Worst Marine Disaster Ever: The Dona Paz
By James Donahue
American and European marine researchers
like to point to the mass death tolls surrounding the Titanic, Sultana, Empress of Ireland, Mount Blanc and General Slocum
disasters as among the worst marine disasters. But a collision and fire that destroyed and sank the Philippine ferry Dona
Paz in Tablas Strait on December 20, 1987, appears to be the granddaddy of all disasters at sea.
The Titanic, Sultana and Mount Blanc disasters
claimed over 1,500 victims, each. The official passenger manifest of the Sulpicio Lines ferry recorded 1,583 passengers and
58 crew members. But survivors and researchers later said the vessel was packed with extra passengers who bought tickets illegally
at a cheaper price and were not listed. They said the death toll might well have been over 4,000, but this number cannot be
After that manifest was published, it was
learned that another 675 persons boarded the ferry in Tacloban City, and another 908 came on board in Catbalogan. Also children
under four years of age were not counted.
Details of the crash were almost impossible
to get because there were only 26 survivors, and all but two were ferry passengers. Two crew members of the gasoline tanker
Vector also were pulled from the sea alive some 16 hours after the collision.
What is known is that both ships were being
operated in violation of national marine safety standards. The Dona Paz was excessively overcrowded and the bridge was undermaned
while the crew of the Vector was found under qualified and the ship’s license had expired.
The Dona Paz sailed on December 20 from Tacloban
City, Leyte, for Manila, with a stop at Catbalogan City, Samar. It was expected to arrive the following afternoon. The last
radio contact was made at around 8 p.m. that night. Survivors said the night was clear but the sea was choppy. Passengers
were packed on decks and corridors, sleeping where ever they could find space.
In the meantime, the tanker Vector was sailing
from Bataan to Masbate with 8,800 barrels of gasoline and other petroleum products for the Caltex Philippines. The two ships
collided at 2:23 p.m., Philippine Standard Time, in the Tablas Strait, off Marinduque.
The crash ignited the Vector’s cargo
and the hot fire quickly spread to the Dona Paz. The survivors said there was a crash followed by an explosion and that there
was mass panic on the ferry. Survivor Paquito Osabel said the sea itself was burning.
They said the lights failed almost immediately
on the ferry, and the ship’s crew members were not giving any orders, and they discovered the lockers where the life
jackets were stored were locked, all of which added to the confusion and terrible loss of life. Those who survived were forced
to jump into the burning sea and swim among charred bodies in shark-infested waters.
Both ships sank, the ferry in about two hours

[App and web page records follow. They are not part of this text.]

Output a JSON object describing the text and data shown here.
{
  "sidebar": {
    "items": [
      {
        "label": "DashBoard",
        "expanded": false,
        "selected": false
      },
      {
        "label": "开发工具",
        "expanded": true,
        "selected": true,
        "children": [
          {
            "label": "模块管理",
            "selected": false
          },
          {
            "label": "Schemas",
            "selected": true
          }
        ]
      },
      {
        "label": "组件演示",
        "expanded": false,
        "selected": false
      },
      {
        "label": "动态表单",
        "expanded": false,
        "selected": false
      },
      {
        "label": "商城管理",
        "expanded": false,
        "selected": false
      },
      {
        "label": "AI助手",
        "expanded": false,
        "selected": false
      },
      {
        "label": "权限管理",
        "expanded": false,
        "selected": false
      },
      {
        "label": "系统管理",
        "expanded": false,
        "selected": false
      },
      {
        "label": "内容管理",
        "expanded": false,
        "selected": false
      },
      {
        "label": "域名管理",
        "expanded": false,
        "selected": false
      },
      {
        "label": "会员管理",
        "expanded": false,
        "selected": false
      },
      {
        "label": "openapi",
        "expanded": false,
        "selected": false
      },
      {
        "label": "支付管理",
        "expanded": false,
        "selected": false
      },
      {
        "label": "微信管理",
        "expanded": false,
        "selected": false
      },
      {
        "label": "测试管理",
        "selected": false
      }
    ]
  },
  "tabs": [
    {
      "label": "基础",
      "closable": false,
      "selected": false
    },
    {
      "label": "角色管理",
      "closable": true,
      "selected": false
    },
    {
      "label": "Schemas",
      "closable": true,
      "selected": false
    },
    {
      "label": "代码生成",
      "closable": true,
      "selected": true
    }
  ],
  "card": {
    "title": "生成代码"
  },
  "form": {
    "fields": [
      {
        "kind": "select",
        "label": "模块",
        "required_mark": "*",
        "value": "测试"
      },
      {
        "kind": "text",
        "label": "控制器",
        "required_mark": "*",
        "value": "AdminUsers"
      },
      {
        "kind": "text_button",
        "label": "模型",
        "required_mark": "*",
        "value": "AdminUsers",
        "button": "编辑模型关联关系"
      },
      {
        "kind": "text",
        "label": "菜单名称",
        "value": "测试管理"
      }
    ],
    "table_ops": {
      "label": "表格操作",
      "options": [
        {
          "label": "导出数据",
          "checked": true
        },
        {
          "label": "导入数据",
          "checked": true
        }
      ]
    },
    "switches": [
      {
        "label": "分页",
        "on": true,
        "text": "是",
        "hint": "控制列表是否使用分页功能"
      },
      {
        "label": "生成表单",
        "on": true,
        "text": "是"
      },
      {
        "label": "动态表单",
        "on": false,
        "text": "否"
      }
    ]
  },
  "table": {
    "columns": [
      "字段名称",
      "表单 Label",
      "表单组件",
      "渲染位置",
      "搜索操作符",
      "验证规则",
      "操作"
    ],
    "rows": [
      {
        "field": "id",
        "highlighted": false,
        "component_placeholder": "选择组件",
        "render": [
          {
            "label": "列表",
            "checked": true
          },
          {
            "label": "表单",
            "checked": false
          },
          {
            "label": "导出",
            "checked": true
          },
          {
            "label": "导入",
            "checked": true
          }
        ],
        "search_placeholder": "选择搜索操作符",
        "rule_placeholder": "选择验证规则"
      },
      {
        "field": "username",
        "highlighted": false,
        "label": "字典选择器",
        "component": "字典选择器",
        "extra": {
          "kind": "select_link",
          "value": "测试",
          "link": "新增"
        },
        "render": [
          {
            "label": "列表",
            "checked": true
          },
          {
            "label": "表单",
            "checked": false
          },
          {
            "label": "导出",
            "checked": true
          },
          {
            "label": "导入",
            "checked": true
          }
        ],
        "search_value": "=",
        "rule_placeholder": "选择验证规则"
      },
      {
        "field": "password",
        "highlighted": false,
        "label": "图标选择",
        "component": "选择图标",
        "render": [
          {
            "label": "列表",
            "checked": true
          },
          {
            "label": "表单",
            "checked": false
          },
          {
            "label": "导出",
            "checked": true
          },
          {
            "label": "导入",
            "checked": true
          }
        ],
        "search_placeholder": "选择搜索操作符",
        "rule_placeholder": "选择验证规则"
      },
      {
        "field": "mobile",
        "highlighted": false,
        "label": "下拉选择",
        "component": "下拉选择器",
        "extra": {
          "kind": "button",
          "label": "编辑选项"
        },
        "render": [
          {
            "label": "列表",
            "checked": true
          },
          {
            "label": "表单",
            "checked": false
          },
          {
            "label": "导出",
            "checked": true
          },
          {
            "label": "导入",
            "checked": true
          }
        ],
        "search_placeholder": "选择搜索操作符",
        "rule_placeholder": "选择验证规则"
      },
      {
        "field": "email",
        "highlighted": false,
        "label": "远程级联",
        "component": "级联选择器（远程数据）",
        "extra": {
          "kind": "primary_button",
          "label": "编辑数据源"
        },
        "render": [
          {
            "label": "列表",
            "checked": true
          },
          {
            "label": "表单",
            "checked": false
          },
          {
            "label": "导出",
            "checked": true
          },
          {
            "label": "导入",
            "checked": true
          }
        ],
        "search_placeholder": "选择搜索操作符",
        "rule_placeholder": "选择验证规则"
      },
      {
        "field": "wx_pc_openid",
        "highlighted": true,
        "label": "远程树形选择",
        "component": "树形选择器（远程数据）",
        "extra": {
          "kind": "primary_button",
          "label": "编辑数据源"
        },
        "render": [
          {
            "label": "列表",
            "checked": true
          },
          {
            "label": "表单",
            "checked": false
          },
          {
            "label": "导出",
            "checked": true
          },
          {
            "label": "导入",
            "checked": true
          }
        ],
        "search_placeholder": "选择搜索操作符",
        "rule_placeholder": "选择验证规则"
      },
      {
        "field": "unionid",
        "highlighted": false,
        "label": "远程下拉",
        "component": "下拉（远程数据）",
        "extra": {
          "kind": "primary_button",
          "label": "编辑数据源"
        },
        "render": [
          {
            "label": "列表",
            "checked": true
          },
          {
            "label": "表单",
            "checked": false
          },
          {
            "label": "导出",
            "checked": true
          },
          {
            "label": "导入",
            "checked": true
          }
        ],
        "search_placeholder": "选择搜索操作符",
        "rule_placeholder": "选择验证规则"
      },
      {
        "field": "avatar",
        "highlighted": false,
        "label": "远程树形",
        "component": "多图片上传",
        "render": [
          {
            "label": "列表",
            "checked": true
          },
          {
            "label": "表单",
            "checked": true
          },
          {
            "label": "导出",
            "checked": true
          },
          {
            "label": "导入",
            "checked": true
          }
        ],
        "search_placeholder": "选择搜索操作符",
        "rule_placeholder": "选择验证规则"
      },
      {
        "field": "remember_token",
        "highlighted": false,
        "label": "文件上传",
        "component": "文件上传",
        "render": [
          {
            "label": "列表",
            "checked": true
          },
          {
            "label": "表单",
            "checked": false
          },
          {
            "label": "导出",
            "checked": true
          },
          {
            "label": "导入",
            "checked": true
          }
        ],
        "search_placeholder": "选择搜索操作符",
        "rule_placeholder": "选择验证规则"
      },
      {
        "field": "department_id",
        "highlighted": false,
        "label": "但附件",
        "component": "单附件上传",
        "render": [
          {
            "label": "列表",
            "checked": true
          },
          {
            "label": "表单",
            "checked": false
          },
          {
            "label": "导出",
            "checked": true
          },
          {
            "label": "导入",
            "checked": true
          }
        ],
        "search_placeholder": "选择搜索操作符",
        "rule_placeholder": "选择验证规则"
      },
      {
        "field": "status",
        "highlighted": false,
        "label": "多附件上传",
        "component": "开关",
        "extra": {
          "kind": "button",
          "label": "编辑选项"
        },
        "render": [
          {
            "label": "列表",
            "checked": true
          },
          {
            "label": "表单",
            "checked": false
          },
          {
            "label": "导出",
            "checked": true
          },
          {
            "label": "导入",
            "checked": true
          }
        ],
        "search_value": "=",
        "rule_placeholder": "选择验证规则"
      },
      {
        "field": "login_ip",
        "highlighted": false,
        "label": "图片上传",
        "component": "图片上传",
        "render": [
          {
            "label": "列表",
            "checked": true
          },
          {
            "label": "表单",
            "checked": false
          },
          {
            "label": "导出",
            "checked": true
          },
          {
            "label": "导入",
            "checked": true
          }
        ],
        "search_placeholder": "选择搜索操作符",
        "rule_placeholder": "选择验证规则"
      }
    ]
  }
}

after the crash and the Vector two hours after that.
Apparently neither ship sent out radio distress
calls. The disaster was not known in Manila until eight hours later, when the ferry failed to arrive on schedule and search
and rescue operations were launched. By the time they were found the survivors had miraculously remained alive for some 16
hours. Most of them suffered burns.
The Philippine Coast Guard found in its investigation
that only one apprentice member of the ferry’s crew was monitoring the bridge at the time of the collision. The other
officers, including the captain, were either drinking beer or watching television. Nevertheless, the Philippine Supreme Court
ruled that it was the crew of the Vector that was responsible for the crash and the owners were liable to indemnify the victim’s
families. It was found that the Vector was operating without a license or qualified master, and the crew had not stationed
Caltex Philippines, which chartered the Vector,
was cleared of financial liability.
The 2,600-ton ferry was built at Hiroshima,
Japan, in 1963 and originally operated in Japanese waters under the name Himeyuri Maru. It was sold to Sulpicio Lines and
given its new name in 1975.